Her Majesty's Chief Inspector of Prisons David Strang said mattresses in cells at Glasgow's Barlinnie Prison were too thin, and the pillows too hard.

He called for changes to help improve conditions he described as unfit for modern use, and demanded the Scottish Prison Service look at replacing the 134 year old Victorian jail.

Mr Strang said the Scottish Prison Service had been told for 16 years that Barlinnie needed to be replaced, but there was little sign of progress and the reception area where prisoners are held when they first arrive is inadequate.

He added: “These observations and requests for change appear to have been ignored by the SPS. Plans for HMP Barlinnie?s replacement or significant investment in the reception facilities are urgently required.”

He also said: “We are disappointed that the SPS has not brought forward plans for the replacement of HMP Barlinnie or delivered the necessary investment to address the issues identified previously, yet have invested significant sums in other parts of the establishment.”

The report says staff at the jail do a good job of treating prisoners decently and managing the limitations of the historic buildings.

But Mr Strang said despite "the obvious care and compassion" staff show, "they are

being asked to operate in conditions that are unacceptable in the 21st Century".

The report it calls for improvements to make life easier for inmates – he said Barlinnie had been marked down in the report because prisoners wer not allowed their own bedding and said managers should address the situation as a matter of urgency.

The report says prison bosses should also consider ordering different bedding. It adds: "The SPS should consider

reviewing their mattress specification as the ones currently provided are thin and when compressed it was possible to feel the bed structure below.
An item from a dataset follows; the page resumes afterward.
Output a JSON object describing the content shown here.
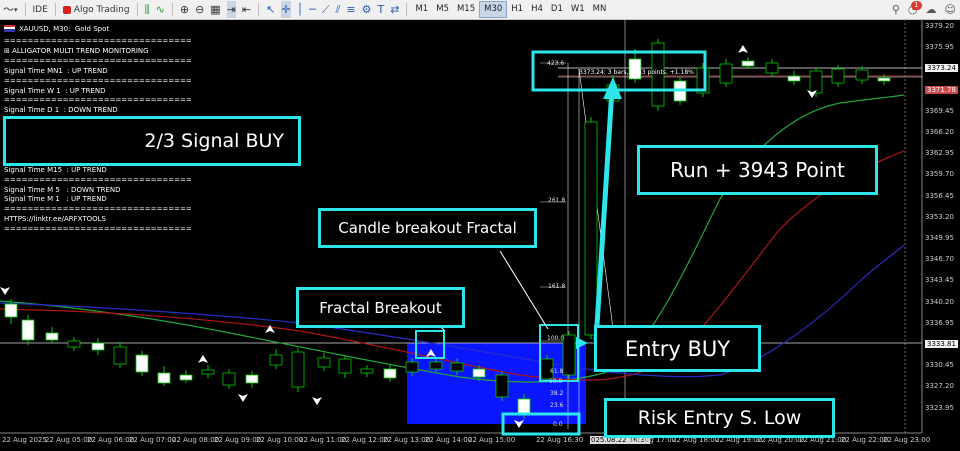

The pillows provided were very hard and not of the standard that we had found in other prisons."

Furniture in cells is well-worn, it says, and also not as good as that in other jails. Inspectors could not get showers in one hall to run hot until the third attempt, and the report says they should be fixed.

The age and layout of the health centre and the prison in general are also criticised, with limited space to see patients and very few cells accessible for disabled prisoners. Cell doors are not wide enough to allow wheelchair access or big enough for specialist lifting equipment, but the age of prisoners are increasing.

The report also draws attention to the fact that Barlinnie has seen a near quadrupling of the number of sex offenders it holds. This too causes a problem as many are much older than the average prisoner.

Mr Strang also said staff should get more training in equalities after inspectors spoke to one prison officer who talked about "coloured" people and "the gays". They said he spoke "without any awareness of the offence that these terms cause."

Mr Strang said the prison was well-run with a strong sense of identity but the age of the accommodation provided considerable challenges.

He said changes including a new unit for long term prisoners and lifers nearing release, and a quadrupling in the number of sex offenders housed were placing new pressures on the prison."The impact of these significant changes should not be underestimated and management must ensure they have the resources required to adapt to the new challenges they face," he said.

A spokeswoman for the Scottish Prison Service said: "SPS is pleased to note that the report recognises efforts of staff at HMP Barlinnie to limit the impact of outdated facilities on prisoners. While replacement of HMP Barlinnie’s reception has been previously considered, the full replacement of HMP Barlinnie remains the preferred option at this time."